At times like this, we are reminded how far technology has brought us from days when summers were just as hot but there was no air conditioning, and from nights when neighborhoods, even in urban areas, grew dark after the sun went down.

When our technology is working the way it should, we rarely think about it. And maybe we look back at those times before climate control, icemakers (crushed and cubed) and Wi-Fi in a nostalgic way. That vanishes like an ice cube in a skillet once we find ourselves uncomfortably close to the actual conditions of those times.

However, that is the time when we should remember and act on the best necessities of those times – like the need to know your neighbors and to help them, if for no other reason than the fact you could find yourself in the same situation at any moment.

Sometimes we forget that technology doesn’t control us. We control it – or at least we have the ability to do so. When we choose to not exercise that control, we lose sight of the enduring aspects of our society that transcend the advances we make technologically.

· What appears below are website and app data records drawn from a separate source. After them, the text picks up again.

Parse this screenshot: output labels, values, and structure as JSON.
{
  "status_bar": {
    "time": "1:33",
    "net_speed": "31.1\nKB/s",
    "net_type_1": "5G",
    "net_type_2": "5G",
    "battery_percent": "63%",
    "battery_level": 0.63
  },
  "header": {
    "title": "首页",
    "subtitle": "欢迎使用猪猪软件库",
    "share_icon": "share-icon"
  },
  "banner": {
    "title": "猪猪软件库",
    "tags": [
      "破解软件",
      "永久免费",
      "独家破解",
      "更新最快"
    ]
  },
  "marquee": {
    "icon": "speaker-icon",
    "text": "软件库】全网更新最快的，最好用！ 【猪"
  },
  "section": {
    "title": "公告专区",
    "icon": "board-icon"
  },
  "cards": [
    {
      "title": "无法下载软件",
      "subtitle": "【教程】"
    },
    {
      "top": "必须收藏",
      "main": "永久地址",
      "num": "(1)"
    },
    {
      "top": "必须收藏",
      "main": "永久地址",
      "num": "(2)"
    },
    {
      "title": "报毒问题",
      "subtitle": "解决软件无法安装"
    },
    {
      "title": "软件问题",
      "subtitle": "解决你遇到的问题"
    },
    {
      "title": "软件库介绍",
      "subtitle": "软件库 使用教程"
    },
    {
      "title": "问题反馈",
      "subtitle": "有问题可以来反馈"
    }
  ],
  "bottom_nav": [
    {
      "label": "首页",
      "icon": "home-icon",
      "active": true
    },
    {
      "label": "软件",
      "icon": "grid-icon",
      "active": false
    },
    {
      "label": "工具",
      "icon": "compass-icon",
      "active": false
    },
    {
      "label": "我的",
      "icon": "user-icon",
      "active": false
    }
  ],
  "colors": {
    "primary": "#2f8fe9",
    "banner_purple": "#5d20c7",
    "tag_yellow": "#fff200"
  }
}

In an age of preventive maintenance as an operating philosophy, any downtime in the workplace is seen as a loss in productivity. Let’s use some of that downtime to consider needs that will remain long after the circuits are restored and the mountain of tree limbs has been mulched.

The response from officialdom is always going to be after the fact; that’s just the physics of these kinds of emergencies. And paperwork is a factor for the federal money that will come as a reimbursement for local money that has to be spent on the front end.

Here, too, the storm is a reminder that local government reserves aren’t just stacks of money accumulated because the number looks good on paper. Their purpose is occasions just like this, when cash flow means a rapid response for taxpayers.

In the interim, local leaders need to continue working through the paperwork and red tape it takes to mobilize the help only government can provide on this broad of a scale. The problem with SNAP benefits for those whose food went bad in the power outage should never have gotten to the point where there was a line wrapped around one of the local offices of the state Department of Human Services.

See what we mean about forgetting that our technology doesn’t control us? Neither should government red tape.

PROPERTY SALES 51 328 20,960
MORTGAGES 58 387 24,132
BUILDING PERMITS 170 842 43,435
BANKRUPTCIES 50 288 13,468